(Website and app data records)
+ + +

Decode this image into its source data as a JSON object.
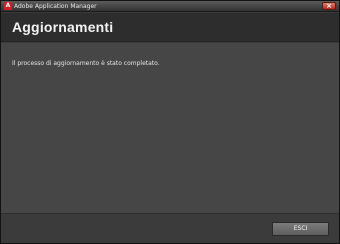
{
  "window": {
    "title": "Adobe Application Manager",
    "app_icon_glyph": "A",
    "close_glyph": "×"
  },
  "header": {
    "title": "Aggiornamenti"
  },
  "main": {
    "message": "Il processo di aggiornamento è stato completato."
  },
  "footer": {
    "exit_label": "ESCI"
  },
  "colors": {
    "background": "#464646",
    "header": "#2d2d2d",
    "button": "#6a6a6a",
    "close_button": "#c4412e",
    "app_icon": "#d21f26"
  }
}
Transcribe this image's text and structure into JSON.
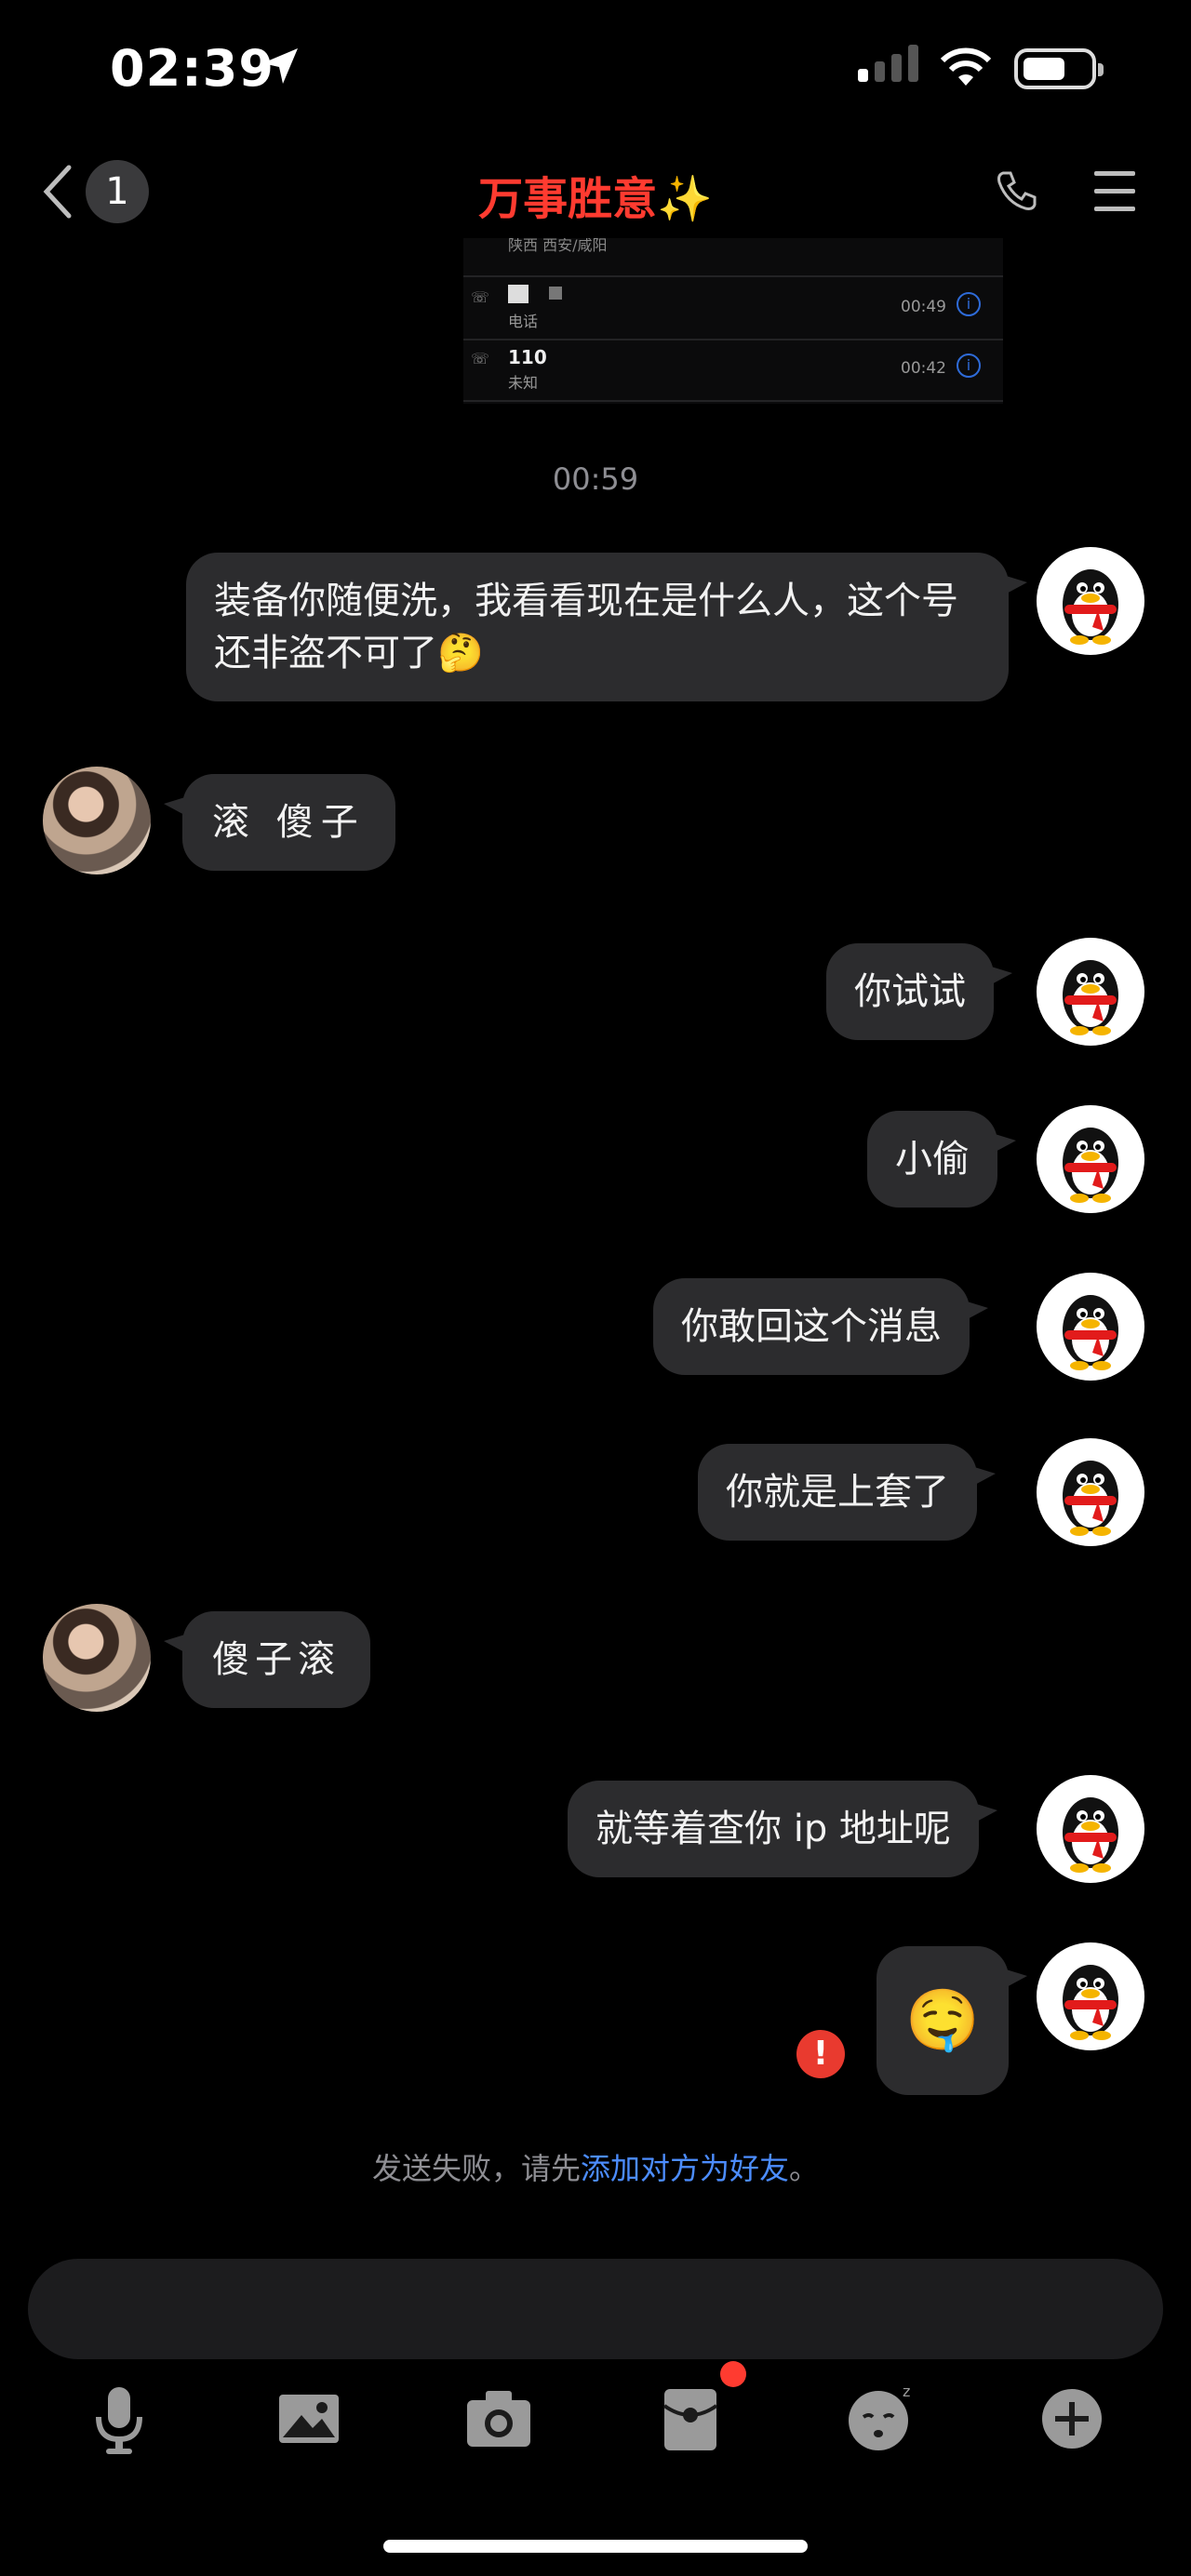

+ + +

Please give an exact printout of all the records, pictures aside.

_RESPONSE BOX_.
Decode this image into its source data as a JSON object.
{
  "window": {
    "title": "Adobe Application Manager",
    "app_icon_glyph": "A",
    "close_glyph": "×"
  },
  "header": {
    "title": "Aggiornamenti"
  },
  "main": {
    "message": "Il processo di aggiornamento è stato completato."
  },
  "footer": {
    "exit_label": "ESCI"
  },
  "colors": {
    "background": "#464646",
    "header": "#2d2d2d",
    "button": "#6a6a6a",
    "close_button": "#c4412e",
    "app_icon": "#d21f26"
  }
}
Transcribe this image's text and structure into JSON.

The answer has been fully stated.